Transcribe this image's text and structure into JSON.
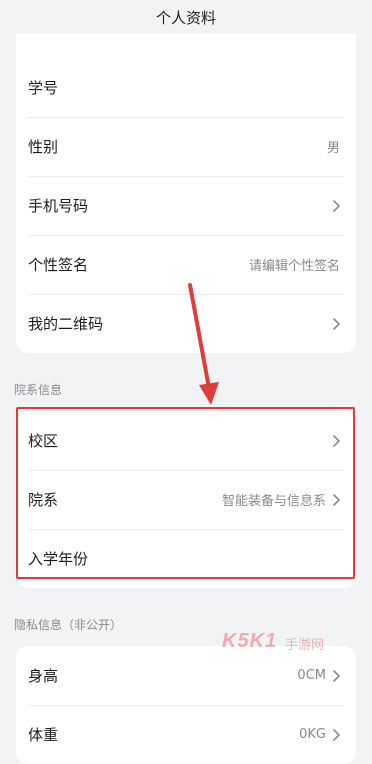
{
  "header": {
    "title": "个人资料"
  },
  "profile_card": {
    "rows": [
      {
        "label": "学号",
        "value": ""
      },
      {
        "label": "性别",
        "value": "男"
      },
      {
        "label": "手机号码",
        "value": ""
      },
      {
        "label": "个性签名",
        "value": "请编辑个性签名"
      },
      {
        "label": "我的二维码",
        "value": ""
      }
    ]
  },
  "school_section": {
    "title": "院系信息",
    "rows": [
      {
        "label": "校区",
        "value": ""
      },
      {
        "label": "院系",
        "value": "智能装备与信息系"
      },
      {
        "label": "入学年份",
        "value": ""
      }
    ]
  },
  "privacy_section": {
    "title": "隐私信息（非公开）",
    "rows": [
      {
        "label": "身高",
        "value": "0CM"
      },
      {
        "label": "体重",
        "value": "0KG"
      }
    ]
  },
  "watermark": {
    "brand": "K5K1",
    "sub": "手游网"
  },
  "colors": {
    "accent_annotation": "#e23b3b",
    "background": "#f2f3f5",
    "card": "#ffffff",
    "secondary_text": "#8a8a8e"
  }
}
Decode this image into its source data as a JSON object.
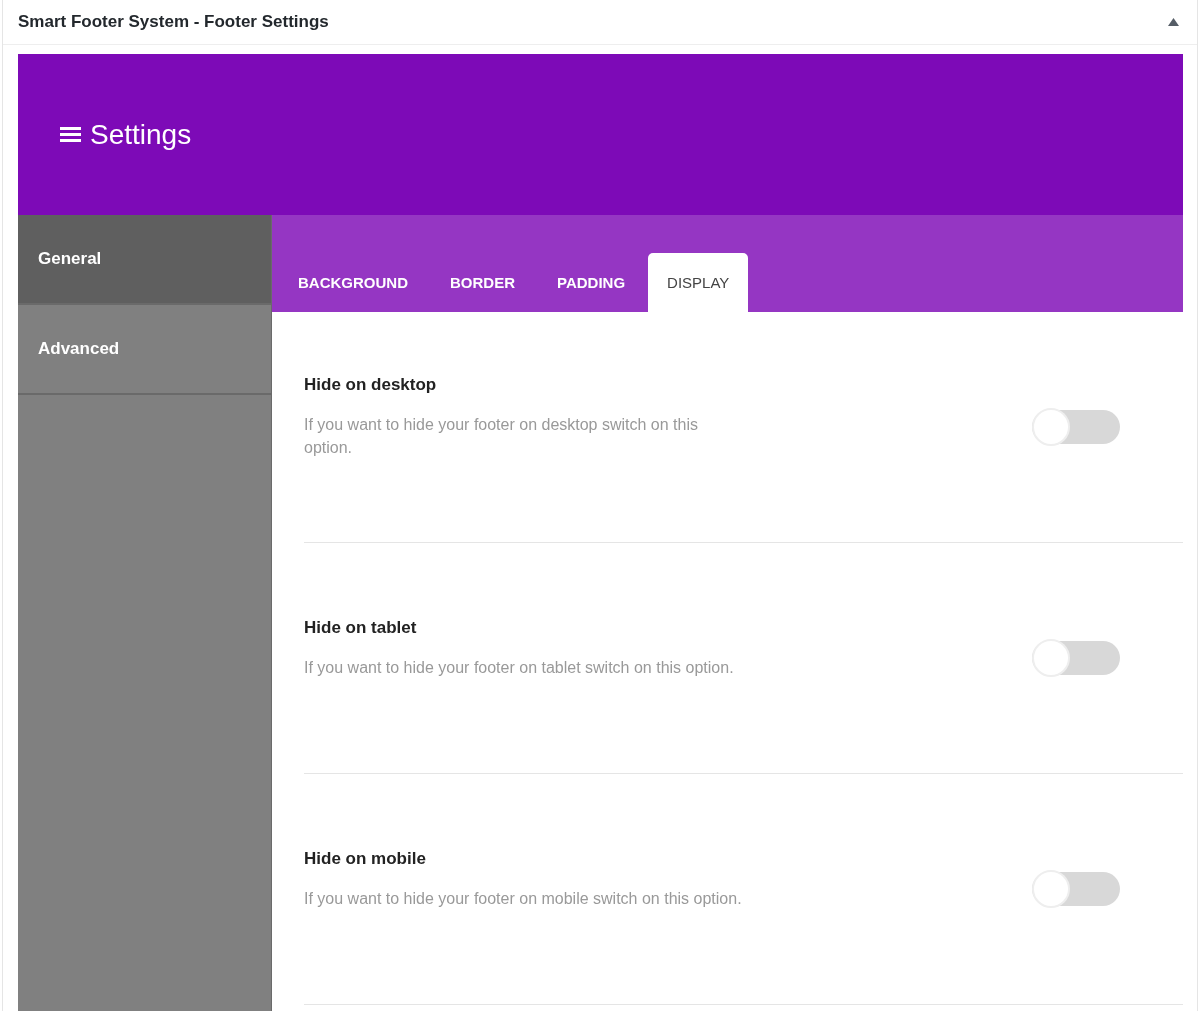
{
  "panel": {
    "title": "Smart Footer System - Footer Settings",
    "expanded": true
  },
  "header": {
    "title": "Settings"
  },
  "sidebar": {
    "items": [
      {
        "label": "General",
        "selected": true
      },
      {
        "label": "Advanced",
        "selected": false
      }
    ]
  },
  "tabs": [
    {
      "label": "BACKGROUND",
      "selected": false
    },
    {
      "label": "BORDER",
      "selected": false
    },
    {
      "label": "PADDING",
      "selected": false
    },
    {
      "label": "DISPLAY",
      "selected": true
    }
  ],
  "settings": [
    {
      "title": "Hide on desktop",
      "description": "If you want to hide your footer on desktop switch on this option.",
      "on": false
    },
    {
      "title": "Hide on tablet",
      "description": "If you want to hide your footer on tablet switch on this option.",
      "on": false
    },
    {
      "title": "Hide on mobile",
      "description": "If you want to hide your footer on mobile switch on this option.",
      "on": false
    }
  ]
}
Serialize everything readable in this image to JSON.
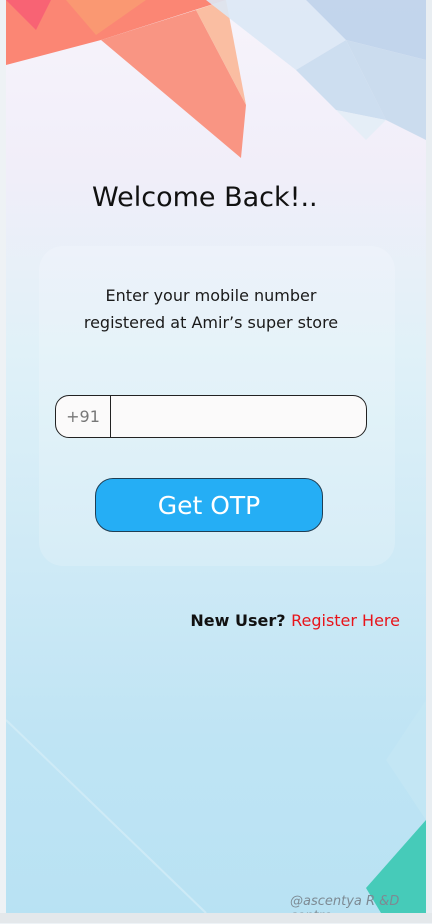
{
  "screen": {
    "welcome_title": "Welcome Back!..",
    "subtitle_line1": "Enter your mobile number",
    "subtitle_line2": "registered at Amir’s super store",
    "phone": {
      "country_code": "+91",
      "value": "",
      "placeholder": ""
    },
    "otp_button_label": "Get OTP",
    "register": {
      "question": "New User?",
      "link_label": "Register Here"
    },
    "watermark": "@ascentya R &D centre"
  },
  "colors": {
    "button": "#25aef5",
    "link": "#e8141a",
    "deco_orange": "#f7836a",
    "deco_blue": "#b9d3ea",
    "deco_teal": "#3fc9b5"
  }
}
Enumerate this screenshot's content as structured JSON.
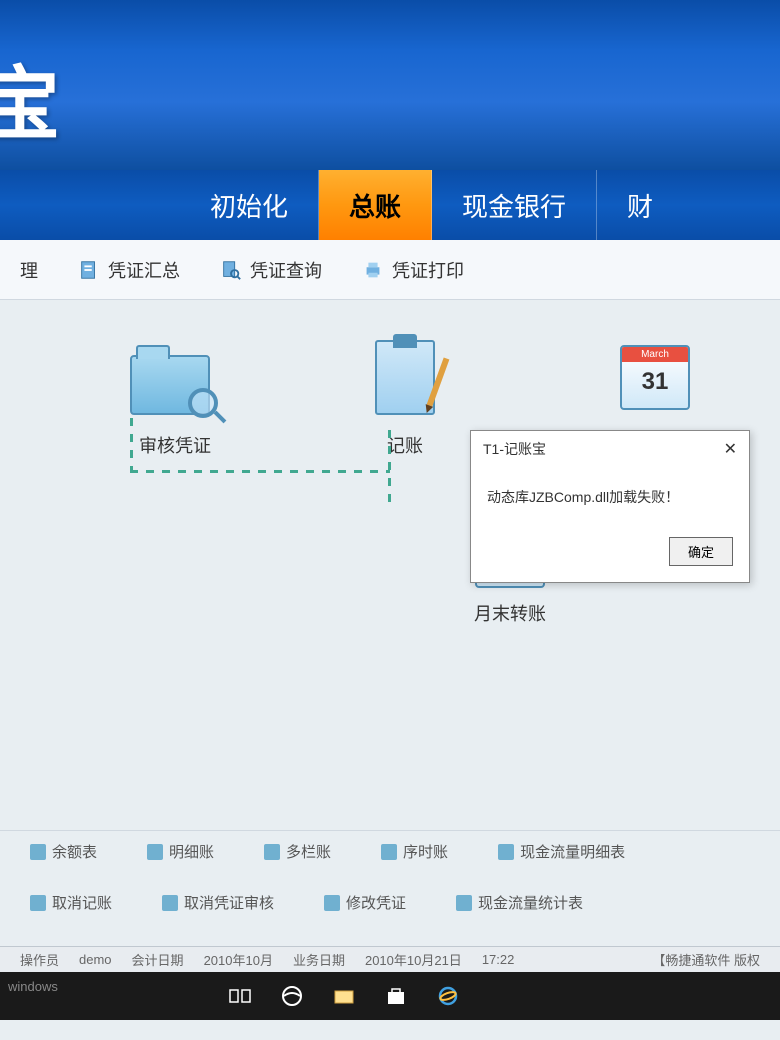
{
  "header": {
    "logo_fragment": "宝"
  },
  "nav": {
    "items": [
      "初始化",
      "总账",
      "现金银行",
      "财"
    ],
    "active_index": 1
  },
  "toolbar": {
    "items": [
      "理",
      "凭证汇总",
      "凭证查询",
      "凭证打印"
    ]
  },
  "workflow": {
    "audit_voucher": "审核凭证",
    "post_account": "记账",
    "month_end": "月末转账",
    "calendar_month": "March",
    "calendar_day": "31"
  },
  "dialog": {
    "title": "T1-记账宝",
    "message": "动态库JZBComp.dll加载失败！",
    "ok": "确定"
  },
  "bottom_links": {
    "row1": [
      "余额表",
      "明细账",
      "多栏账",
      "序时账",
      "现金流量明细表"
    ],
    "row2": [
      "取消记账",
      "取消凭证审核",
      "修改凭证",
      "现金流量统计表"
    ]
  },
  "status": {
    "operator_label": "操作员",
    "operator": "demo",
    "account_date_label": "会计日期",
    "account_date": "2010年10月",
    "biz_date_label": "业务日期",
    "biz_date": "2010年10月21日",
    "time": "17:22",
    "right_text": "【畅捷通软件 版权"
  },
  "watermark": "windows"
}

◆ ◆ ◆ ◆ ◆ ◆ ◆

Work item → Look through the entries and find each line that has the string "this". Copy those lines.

Completed task →
Transcribe this image's text and structure into JSON.
Decode this image into its source data as a JSON object.
      "description": "If you want to hide your footer on desktop switch on this option.",
      "description": "If you want to hide your footer on tablet switch on this option.",
      "description": "If you want to hide your footer on mobile switch on this option.",
Serialize everything readable in this image to JSON.
Enumerate this screenshot's content as structured JSON.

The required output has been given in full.